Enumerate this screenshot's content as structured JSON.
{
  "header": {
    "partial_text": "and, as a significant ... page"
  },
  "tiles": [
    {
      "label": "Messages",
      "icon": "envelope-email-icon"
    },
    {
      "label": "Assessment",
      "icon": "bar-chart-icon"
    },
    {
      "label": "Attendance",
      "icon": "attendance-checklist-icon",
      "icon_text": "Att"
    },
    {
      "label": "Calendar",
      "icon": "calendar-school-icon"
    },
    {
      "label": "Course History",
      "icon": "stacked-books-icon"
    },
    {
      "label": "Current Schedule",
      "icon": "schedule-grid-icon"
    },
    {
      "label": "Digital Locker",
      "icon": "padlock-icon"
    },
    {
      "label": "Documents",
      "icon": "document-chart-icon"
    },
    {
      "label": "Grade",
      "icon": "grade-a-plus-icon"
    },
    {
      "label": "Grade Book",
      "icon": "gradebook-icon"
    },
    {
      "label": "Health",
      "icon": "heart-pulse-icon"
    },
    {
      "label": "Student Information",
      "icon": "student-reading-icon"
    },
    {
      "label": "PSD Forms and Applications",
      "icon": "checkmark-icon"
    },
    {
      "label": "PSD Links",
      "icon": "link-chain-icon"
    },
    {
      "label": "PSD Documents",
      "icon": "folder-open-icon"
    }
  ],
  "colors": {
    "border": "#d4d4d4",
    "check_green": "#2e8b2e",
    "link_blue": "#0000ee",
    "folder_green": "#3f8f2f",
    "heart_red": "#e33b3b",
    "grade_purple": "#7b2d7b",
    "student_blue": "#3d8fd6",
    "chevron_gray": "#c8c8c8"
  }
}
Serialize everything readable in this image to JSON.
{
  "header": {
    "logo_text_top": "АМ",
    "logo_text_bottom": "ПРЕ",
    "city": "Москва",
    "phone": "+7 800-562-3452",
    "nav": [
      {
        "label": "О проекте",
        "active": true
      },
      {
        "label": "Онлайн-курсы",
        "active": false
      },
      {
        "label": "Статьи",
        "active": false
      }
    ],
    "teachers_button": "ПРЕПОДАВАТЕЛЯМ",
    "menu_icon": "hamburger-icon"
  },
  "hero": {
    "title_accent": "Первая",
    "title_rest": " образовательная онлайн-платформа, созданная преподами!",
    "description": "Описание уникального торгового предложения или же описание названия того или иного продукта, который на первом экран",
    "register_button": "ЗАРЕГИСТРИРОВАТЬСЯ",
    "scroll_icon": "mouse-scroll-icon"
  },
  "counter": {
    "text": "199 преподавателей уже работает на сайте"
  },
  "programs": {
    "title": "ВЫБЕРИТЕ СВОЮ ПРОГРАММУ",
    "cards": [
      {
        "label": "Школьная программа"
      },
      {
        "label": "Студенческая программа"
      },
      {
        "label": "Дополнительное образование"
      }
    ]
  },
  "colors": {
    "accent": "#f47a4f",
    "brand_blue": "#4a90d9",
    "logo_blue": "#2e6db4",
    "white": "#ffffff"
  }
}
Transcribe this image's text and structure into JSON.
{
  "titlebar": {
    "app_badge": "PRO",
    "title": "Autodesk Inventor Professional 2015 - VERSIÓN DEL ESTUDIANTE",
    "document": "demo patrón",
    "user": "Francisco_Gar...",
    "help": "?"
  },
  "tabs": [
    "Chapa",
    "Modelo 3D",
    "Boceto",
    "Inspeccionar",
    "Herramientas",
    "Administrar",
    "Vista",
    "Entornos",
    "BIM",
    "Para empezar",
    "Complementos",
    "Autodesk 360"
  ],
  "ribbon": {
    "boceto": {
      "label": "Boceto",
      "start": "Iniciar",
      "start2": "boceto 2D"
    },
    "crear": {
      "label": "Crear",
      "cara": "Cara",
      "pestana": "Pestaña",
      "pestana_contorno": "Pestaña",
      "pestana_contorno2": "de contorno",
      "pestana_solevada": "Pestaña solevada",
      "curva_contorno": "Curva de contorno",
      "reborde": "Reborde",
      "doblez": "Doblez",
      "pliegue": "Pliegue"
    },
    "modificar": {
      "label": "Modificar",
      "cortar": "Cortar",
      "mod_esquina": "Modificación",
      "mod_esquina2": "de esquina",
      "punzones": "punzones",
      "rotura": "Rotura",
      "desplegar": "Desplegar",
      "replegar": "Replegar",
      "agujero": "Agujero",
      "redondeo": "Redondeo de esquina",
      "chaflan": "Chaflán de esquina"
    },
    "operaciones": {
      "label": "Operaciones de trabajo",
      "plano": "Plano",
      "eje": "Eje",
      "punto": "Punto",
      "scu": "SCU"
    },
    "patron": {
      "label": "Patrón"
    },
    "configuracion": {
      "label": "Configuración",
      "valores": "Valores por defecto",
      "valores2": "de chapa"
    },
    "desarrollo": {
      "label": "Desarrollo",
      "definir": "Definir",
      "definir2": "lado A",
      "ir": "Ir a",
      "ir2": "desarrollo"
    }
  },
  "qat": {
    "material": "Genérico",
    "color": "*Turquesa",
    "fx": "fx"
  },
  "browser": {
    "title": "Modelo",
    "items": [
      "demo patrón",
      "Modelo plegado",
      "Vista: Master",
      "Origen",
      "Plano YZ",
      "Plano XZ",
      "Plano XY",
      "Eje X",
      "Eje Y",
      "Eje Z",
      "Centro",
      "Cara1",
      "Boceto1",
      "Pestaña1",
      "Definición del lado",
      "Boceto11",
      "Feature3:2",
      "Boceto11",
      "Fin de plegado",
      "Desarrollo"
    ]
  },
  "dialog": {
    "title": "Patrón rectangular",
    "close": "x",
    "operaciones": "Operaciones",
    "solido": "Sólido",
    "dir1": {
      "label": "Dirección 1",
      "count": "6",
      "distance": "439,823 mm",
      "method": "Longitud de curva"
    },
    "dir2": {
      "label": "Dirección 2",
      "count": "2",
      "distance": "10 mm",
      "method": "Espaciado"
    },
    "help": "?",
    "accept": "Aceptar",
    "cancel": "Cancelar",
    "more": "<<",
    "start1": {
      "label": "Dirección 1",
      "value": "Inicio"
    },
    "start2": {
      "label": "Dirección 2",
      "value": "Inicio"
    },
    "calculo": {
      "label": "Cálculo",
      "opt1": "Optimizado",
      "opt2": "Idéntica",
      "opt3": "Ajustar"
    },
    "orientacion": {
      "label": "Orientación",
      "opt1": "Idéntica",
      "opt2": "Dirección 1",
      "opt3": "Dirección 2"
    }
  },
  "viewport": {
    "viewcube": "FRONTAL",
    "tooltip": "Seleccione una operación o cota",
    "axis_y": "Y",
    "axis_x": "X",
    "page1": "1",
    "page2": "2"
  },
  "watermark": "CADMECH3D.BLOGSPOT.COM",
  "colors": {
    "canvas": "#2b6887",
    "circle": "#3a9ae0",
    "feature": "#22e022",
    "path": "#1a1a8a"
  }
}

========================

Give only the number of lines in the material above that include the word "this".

• **Problem solution**
3